Task goal → Go through the entries below and work out how many lines include "this"; give only that number.

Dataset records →
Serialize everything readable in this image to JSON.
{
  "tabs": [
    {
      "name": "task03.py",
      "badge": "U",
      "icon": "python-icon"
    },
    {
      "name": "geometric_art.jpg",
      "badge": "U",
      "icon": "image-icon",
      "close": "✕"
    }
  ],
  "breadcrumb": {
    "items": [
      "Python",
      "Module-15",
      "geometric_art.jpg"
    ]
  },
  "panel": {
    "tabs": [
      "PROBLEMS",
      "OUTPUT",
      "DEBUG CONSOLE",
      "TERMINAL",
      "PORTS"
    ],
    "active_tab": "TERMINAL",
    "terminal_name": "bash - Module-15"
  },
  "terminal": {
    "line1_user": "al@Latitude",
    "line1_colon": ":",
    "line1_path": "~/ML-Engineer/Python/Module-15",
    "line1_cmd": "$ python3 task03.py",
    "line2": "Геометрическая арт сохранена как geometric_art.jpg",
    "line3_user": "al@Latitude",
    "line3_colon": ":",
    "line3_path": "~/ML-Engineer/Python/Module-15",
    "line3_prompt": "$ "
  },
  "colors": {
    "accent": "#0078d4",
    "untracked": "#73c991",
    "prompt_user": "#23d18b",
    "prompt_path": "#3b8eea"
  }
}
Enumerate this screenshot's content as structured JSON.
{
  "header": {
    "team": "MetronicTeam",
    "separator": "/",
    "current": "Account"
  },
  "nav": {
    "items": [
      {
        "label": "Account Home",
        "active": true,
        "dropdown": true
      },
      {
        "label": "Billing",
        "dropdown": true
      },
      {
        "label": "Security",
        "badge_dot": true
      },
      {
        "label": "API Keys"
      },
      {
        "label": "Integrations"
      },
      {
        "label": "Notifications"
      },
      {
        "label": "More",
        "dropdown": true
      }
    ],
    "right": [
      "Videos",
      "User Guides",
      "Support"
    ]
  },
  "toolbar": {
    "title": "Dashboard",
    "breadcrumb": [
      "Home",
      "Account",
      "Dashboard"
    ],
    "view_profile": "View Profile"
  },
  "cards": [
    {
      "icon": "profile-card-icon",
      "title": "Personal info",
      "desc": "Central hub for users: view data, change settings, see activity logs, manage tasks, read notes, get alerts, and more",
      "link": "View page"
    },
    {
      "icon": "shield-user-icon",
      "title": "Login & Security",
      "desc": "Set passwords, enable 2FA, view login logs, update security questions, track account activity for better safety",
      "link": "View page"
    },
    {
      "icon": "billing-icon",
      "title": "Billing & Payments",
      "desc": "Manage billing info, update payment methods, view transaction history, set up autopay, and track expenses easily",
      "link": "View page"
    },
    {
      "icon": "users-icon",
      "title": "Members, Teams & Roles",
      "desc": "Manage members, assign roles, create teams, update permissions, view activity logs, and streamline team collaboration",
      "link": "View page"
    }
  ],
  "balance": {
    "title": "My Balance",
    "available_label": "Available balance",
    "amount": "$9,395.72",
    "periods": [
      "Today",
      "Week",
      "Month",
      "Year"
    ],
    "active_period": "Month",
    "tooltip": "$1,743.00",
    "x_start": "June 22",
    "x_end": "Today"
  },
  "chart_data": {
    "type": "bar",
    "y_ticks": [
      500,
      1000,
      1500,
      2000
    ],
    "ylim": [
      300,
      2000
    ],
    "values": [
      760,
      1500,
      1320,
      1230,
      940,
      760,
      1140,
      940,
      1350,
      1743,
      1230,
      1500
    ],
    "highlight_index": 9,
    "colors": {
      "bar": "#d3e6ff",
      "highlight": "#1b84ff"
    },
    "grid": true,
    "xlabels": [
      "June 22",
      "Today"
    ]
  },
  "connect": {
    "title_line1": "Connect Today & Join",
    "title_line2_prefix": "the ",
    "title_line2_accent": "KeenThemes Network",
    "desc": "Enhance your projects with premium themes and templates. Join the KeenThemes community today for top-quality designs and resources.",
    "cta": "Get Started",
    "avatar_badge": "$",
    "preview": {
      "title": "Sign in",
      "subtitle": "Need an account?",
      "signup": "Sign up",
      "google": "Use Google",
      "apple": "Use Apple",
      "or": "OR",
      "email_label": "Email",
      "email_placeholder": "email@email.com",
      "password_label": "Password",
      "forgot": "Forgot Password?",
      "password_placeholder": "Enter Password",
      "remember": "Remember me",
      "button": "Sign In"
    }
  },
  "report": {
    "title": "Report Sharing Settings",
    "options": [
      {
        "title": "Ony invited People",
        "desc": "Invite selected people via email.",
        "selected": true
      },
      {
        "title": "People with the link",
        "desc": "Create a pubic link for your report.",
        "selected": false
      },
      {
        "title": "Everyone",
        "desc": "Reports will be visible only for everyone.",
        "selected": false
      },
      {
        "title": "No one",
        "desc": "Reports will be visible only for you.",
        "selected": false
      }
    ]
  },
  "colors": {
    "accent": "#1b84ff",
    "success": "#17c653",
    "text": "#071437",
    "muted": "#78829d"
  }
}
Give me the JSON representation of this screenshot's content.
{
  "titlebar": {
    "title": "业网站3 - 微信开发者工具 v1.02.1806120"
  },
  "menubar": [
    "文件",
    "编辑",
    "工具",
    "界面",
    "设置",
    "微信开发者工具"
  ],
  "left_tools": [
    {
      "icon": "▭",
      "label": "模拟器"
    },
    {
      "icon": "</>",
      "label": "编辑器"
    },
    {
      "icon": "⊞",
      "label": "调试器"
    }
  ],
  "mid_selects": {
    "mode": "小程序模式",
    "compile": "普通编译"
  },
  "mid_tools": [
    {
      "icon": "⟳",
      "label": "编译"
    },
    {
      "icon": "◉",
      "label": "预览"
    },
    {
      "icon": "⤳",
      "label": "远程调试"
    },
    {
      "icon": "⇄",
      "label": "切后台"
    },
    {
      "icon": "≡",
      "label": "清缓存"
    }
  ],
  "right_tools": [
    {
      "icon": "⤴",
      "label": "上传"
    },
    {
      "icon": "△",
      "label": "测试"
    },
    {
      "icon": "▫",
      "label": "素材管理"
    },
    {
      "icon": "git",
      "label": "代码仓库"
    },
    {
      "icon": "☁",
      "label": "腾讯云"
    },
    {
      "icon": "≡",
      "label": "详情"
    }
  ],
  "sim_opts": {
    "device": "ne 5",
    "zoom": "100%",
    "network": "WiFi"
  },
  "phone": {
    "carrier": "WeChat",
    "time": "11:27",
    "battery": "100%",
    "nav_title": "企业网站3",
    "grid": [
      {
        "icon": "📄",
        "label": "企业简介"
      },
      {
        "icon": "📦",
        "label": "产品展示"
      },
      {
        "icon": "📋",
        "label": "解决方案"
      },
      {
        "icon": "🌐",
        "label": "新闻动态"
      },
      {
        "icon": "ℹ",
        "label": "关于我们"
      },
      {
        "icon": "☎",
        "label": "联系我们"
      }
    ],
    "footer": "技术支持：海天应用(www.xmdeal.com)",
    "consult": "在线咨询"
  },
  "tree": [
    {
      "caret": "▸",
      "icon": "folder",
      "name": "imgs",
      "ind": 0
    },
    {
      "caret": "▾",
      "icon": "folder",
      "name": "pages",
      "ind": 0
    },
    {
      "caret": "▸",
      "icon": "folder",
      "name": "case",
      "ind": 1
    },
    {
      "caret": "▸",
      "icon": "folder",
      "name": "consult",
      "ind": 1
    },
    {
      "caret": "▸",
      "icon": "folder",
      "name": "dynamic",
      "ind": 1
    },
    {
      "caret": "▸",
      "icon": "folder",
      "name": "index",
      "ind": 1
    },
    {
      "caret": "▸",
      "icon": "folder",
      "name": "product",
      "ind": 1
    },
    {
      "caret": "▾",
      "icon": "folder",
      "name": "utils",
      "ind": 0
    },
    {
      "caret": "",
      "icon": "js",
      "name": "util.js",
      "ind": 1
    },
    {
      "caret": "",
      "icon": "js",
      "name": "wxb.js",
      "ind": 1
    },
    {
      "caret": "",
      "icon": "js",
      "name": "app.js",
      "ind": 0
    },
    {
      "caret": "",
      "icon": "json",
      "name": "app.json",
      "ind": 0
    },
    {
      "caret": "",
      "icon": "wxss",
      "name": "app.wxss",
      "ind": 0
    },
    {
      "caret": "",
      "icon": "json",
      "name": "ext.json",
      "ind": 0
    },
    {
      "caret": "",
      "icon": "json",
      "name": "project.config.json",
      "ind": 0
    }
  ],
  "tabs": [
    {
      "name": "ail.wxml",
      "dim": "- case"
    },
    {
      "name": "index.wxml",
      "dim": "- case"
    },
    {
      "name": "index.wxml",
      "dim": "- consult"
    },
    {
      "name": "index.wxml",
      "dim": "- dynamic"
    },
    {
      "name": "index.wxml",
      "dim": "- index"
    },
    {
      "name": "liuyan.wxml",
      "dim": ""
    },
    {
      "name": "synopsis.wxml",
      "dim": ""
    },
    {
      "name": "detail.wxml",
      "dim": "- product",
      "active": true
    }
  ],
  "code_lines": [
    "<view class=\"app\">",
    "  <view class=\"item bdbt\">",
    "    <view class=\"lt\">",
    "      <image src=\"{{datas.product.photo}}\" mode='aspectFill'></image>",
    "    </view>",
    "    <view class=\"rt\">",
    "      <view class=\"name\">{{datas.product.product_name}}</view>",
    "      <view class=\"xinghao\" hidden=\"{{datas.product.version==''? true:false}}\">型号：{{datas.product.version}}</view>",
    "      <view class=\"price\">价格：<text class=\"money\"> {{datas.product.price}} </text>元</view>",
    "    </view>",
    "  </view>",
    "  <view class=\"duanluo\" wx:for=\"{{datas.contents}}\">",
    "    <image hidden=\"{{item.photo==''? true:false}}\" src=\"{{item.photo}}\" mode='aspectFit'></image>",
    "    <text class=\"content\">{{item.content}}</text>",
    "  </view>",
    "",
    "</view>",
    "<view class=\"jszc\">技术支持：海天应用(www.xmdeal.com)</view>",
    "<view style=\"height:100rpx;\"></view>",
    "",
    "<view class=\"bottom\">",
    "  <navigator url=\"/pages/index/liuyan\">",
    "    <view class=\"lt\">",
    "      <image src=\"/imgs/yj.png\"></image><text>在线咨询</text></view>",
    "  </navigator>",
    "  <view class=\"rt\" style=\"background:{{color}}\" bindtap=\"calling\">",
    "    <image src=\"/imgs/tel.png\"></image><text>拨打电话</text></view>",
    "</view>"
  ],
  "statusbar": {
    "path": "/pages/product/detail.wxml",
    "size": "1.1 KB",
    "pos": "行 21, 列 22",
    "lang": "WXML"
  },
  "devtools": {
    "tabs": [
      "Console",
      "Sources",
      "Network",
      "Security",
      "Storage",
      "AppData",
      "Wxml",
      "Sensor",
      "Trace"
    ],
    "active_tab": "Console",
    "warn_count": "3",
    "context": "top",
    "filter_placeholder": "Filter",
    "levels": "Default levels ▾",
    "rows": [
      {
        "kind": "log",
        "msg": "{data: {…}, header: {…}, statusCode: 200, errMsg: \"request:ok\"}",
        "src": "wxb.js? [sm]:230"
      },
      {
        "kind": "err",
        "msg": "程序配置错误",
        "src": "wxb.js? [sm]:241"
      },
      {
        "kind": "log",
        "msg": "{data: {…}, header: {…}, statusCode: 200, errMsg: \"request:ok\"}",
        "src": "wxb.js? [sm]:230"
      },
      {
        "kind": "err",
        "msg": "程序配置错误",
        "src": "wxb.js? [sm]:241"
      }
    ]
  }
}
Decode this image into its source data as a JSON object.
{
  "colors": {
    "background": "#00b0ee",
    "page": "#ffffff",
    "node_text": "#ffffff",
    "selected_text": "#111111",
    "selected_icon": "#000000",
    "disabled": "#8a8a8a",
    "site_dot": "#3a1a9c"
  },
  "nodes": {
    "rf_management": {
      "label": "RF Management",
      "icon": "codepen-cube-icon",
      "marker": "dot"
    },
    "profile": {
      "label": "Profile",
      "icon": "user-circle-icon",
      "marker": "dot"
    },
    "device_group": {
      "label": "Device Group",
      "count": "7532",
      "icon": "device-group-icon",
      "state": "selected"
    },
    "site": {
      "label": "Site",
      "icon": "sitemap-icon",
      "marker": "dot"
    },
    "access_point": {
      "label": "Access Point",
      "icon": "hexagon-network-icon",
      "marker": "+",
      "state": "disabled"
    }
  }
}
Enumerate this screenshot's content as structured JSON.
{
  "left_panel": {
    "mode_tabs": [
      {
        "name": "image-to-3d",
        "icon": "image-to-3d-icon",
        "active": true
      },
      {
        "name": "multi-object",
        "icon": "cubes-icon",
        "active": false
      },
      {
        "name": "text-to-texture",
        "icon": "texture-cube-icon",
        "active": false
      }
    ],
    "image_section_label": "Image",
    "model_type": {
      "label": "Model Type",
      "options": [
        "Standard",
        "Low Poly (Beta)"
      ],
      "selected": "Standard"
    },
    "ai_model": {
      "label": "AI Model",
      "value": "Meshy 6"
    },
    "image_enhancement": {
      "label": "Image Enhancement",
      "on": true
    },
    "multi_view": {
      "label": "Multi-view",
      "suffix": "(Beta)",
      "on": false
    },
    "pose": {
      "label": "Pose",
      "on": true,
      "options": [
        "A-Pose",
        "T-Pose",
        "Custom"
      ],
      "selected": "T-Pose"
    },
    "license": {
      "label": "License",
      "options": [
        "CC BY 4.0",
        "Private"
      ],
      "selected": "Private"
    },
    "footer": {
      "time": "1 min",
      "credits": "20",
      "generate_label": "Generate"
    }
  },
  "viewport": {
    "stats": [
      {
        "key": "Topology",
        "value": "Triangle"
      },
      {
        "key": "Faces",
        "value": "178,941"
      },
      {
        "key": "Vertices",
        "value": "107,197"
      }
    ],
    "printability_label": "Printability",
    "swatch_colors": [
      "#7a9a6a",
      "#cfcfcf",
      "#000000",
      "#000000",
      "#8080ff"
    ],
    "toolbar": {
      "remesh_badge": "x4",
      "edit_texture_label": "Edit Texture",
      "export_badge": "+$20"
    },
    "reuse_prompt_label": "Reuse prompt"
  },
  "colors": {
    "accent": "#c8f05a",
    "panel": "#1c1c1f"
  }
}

Task response → 5